A new report indicates Disney was in talks to acquire Fox in order to boost their upcoming streaming service and compete with Netflix. For years, movies based on characters from Marvel Comics have been split along a dividing line: On one side, the Marvel Cinematic Universe distributed by Marvel Studios/Disney, and on the other, films distributed by 20th Century Fox. Hence, for instance, the lack of X-Men in Avengers movies (not to mention the fact that the rights to Spider-Man and his stable of characters belong to Sony Pictures).
But it was recently reported that Disney was in talks to take over Fox’s film and TV studio, as well as some of its cable networks. While those talks have since stalled, they have made the possibility of a more-complete Marvel Cinematic Universe seem within reach.
Well, it turns out that the prospect of watching Wolverine and Thor share a screen wasn’t Disney’s only motivation in pursuing a deal with Fox. According to a report by the Wall Street Journal, Disney’s business dealings suggest a desire to enter the streaming market with a splash. Disney will take its movies off of Netflix in 2019, and solidify its commitment to streaming by launching a family-friendly service the same year. It also plans on rolling out an ESPN streaming service in 2018.
By acquiring Fox, Disney would also get its 30 percent stake in Hulu, which would leave Disney with majority control. Fox has also bid $15.5 billion to buy out Sky, a European paid-TV distributor of which it already owns 39 percent; if both that deal and Disney’s acquisition of Fox were to go through, Disney could reinvigorate its relatively faltering TV presence. Comparing Disney’s TV revenue to Netflix’s revenue over the first nine months of their current fiscal years, Disney’s numbers have been higher – $18 billion vs $8.4 billion – but Netflix has trended up from its previous fiscal year while Disney has plateaued.
Absorbing Fox would allow Disney to not only strengthen its foray into the streaming market, but also consolidate its valuable intellectual properties. Fox has used Marvel properties to impressive effect both in movie theaters and on TV. For example, Deadpool grossed over $363 million domestically – more than Guardians of the Galaxy (about $333 million) and Doctor Strange (shy of $233 million). On the TV front, meanwhile, Legion sits at a comfortable 90 percent approval rating on Rotten Tomatoes.

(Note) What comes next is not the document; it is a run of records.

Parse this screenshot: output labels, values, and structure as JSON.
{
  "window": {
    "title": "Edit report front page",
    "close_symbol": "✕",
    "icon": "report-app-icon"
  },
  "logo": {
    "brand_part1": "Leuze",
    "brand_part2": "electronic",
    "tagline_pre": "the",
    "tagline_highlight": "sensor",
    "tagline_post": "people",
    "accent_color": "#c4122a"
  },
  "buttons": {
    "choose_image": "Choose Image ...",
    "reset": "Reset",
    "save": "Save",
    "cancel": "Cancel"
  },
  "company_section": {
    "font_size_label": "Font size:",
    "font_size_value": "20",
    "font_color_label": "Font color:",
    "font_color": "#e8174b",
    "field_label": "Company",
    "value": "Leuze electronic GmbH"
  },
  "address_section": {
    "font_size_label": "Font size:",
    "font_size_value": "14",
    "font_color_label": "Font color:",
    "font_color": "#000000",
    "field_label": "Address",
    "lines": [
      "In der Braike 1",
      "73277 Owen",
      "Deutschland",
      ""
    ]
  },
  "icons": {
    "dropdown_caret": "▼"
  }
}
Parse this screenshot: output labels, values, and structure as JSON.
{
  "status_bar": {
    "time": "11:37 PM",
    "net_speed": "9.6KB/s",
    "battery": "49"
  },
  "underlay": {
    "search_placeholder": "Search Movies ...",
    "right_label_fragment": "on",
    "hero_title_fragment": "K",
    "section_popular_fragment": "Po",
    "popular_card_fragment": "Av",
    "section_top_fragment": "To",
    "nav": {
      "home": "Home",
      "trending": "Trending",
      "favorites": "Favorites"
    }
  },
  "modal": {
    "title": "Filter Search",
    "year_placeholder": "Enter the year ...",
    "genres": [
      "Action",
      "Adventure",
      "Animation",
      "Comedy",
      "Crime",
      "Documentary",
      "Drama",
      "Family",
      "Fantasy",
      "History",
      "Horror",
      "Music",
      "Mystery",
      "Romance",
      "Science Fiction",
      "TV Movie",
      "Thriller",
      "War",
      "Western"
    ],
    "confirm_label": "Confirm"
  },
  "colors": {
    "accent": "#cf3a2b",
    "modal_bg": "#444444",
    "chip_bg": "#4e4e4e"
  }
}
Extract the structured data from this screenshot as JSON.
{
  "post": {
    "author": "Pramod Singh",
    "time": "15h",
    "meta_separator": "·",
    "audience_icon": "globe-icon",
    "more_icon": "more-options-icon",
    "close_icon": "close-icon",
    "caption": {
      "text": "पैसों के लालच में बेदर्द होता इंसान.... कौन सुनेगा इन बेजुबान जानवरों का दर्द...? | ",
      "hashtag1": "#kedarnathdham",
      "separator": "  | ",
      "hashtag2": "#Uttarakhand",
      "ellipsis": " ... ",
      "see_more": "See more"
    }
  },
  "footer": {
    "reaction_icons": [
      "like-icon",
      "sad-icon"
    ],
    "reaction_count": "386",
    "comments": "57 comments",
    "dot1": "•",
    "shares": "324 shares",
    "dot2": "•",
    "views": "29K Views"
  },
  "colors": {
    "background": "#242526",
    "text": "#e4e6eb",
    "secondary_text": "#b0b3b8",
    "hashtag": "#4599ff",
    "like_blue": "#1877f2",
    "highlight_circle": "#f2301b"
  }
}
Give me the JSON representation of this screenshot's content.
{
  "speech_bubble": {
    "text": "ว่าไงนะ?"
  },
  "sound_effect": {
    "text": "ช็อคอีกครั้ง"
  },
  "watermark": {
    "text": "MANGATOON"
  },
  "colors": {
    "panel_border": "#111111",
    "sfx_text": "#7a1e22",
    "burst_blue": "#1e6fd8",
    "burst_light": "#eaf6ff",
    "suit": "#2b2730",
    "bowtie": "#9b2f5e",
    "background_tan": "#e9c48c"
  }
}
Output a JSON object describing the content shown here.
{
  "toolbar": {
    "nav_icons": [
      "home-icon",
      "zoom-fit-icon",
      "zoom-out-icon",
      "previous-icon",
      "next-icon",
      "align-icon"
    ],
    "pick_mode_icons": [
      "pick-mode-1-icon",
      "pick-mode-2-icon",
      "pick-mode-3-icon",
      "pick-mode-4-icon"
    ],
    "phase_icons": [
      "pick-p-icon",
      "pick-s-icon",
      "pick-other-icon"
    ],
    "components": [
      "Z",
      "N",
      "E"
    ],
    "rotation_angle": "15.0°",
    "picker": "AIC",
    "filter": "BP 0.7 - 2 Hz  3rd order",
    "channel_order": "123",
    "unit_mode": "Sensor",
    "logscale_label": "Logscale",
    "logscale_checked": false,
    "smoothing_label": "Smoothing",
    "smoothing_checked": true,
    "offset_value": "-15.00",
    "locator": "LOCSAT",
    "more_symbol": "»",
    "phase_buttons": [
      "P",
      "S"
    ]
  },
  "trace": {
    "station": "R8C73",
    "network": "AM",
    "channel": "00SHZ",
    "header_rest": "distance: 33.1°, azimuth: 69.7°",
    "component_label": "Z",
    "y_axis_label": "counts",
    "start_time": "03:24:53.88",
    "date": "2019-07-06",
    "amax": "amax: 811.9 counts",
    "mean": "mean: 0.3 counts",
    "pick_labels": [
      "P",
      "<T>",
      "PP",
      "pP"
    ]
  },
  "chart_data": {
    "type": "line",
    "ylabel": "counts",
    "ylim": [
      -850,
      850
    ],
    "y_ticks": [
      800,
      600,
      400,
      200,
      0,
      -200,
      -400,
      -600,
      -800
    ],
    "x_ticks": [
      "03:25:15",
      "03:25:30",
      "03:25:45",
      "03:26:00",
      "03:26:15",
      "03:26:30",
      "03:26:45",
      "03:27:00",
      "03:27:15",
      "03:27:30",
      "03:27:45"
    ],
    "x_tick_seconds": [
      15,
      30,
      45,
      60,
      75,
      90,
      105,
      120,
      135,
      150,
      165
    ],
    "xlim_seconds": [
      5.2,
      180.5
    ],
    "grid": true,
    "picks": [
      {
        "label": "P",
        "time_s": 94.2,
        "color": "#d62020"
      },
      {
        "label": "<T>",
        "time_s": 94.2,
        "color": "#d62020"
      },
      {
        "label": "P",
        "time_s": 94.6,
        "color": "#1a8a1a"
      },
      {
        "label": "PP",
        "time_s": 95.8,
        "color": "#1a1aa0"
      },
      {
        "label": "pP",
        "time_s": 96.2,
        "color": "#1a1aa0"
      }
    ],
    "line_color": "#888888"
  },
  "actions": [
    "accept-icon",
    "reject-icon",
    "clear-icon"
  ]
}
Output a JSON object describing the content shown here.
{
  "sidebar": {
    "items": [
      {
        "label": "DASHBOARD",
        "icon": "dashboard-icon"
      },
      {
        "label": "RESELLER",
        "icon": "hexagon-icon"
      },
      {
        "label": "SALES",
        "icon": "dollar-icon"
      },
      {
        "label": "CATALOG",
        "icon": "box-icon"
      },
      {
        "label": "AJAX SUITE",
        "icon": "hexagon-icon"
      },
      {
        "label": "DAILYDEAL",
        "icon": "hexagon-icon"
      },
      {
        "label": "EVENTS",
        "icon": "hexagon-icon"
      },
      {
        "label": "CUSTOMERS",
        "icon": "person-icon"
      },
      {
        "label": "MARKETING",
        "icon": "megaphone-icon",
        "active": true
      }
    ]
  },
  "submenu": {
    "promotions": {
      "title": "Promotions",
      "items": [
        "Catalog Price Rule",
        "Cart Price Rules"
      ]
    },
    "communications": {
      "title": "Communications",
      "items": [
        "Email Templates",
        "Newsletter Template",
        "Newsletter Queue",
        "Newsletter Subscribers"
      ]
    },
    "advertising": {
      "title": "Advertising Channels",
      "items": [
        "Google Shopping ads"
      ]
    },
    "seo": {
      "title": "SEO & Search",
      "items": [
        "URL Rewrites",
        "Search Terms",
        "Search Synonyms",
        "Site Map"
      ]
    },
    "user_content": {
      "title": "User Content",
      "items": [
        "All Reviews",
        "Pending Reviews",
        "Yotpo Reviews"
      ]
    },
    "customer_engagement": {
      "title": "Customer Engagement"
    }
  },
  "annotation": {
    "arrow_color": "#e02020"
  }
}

It’s fair, however, to wonder how far Disney’s project of acquiring studios and companies will go. It has managed to get its hands on Marvel, Star Wars, Pixar, and more; with its sights set on Fox, it could get another big name under its umbrella. Perhaps one day, in the future, movie theaters will show a Marvel-DC crossover extravaganza – and atop the credits will be the Walt Disney Company, fresh off its purchase of DC Comics. For now, though, that image remains a distant fantasy – especially as fans wait for Disney to collect the entire Marvel catalogue under one umbrella.